Economists say tribe gets better deal under House gamble plan
The state's top economists just concluded their forecast for the revenue they expect to be generated by the House and Senate Indian Gambling compact and came up with the following numbers:
The House bill will bring in $257.2 million in the first year, even though it strips the tribe of black jack and banked card games. Economists said the tribe will benefit greatly from having exclusive operation of Las Vegas-style slot machines outside of Miami-Dade and Broward counties and are expected to expand the number of games they operate by 10 percent a year -- as they have done in the recent past. The House bill, however, only requires the tribe to pay $100 million in revenue sharing.
"We believe there has been growth and there will continue to be some growth going forward regardless of whether there is table games or not,'' said Amy Baker, director of the legislature's Economic and Demographic Research division.
By contrast, the Senate bill, which gives the tribe full casinos -- including black jack, slot machines, roulette and craps -- is close in its estimate that the tribe should be required to pay $400 million a year in annual revenue sharing.
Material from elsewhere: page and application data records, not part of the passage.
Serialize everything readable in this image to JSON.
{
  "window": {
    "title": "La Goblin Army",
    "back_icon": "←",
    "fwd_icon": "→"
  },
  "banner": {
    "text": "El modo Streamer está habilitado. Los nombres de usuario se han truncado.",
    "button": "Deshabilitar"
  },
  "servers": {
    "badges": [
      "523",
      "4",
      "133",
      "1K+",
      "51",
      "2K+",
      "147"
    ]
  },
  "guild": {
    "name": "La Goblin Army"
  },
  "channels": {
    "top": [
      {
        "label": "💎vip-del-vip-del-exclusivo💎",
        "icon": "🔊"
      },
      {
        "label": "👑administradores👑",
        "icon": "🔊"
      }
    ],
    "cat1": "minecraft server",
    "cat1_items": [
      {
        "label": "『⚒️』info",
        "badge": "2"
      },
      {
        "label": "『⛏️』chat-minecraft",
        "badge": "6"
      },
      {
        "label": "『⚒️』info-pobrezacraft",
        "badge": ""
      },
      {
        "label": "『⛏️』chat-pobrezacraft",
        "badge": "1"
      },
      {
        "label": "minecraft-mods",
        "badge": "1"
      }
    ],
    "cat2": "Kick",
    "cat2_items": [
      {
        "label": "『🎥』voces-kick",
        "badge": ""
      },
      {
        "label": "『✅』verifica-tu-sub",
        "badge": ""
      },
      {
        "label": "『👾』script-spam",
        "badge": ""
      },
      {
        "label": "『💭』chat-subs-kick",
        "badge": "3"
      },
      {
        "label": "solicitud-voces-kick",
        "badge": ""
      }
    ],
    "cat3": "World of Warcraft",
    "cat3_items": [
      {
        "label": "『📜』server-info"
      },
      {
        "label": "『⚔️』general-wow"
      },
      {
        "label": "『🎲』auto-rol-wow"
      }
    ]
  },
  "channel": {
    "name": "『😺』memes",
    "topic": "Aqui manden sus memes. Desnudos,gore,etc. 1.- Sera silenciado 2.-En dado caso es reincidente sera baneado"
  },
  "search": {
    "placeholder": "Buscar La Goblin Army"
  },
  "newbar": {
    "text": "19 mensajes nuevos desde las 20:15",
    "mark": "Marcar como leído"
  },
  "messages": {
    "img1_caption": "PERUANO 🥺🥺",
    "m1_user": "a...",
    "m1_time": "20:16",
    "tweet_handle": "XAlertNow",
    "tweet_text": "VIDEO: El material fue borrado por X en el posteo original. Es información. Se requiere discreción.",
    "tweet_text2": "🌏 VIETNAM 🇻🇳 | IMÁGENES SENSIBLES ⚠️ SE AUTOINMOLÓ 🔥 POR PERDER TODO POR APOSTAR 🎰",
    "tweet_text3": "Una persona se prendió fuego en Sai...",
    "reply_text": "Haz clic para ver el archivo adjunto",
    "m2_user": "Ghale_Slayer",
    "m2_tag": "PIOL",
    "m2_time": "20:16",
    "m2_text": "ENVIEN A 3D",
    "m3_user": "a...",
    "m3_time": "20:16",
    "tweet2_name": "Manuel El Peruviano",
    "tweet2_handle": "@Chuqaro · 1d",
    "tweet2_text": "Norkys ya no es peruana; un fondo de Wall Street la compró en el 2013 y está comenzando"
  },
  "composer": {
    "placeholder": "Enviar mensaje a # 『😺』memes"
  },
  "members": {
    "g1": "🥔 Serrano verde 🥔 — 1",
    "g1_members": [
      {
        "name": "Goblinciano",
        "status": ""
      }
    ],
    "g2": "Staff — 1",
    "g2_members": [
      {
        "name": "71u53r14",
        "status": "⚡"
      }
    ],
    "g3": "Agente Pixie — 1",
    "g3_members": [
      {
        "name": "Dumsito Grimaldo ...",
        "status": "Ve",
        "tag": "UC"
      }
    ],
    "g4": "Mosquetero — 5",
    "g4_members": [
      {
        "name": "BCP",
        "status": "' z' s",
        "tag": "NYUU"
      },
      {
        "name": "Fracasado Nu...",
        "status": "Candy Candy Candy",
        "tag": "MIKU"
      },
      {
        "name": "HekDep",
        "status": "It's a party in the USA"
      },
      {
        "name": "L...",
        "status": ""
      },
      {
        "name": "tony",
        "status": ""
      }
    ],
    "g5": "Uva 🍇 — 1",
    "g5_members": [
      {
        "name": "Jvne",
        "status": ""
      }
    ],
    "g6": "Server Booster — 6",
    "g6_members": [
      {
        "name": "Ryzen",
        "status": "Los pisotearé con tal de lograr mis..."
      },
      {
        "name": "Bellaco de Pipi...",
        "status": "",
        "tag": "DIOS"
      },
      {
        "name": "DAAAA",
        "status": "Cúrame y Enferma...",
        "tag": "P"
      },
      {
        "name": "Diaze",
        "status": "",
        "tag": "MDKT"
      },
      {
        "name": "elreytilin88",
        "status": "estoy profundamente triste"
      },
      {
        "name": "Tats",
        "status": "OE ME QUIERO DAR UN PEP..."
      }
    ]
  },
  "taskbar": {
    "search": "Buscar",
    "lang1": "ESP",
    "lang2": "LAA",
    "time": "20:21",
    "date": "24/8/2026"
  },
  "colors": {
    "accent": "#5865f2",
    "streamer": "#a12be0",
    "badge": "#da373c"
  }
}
The economists, sitting as the Revenue Estimating Conference, said the state can expect $504 million in the first year.
The economists arrived at their estimate by assuming the tribe can pay $400 million in the first year if the deal is inked by July 1, they will lose one-twelfth of that as they first payment is not likely to be made until August 1. They then add in the $137.5 million now being held in reserve because the current agreement has been invalidated.
Economists expect the tribe to face some competition from the Senate plan to also expand gambling at horse and dog track and jai alai frontons around the state but they continue to believe the $400 million is realistic.
Rep. Bill Galvano, the chairman of the House committee that authorized the tribal gaming bill, said the estimate is the proof they need to tell federal regulators that by giving the tribe exclusivity to slot machines outside of South Florida is a very valuable exchange for revenue sharing.
"It's a reasonable expectation and corroboration that they are getting something of value,'' he said.
Tribe spokesman Gary Bitner said the Seminoles would not comment. "The Tribe prefers not to comment on the various proposals being raised in the Legislature,'' he said.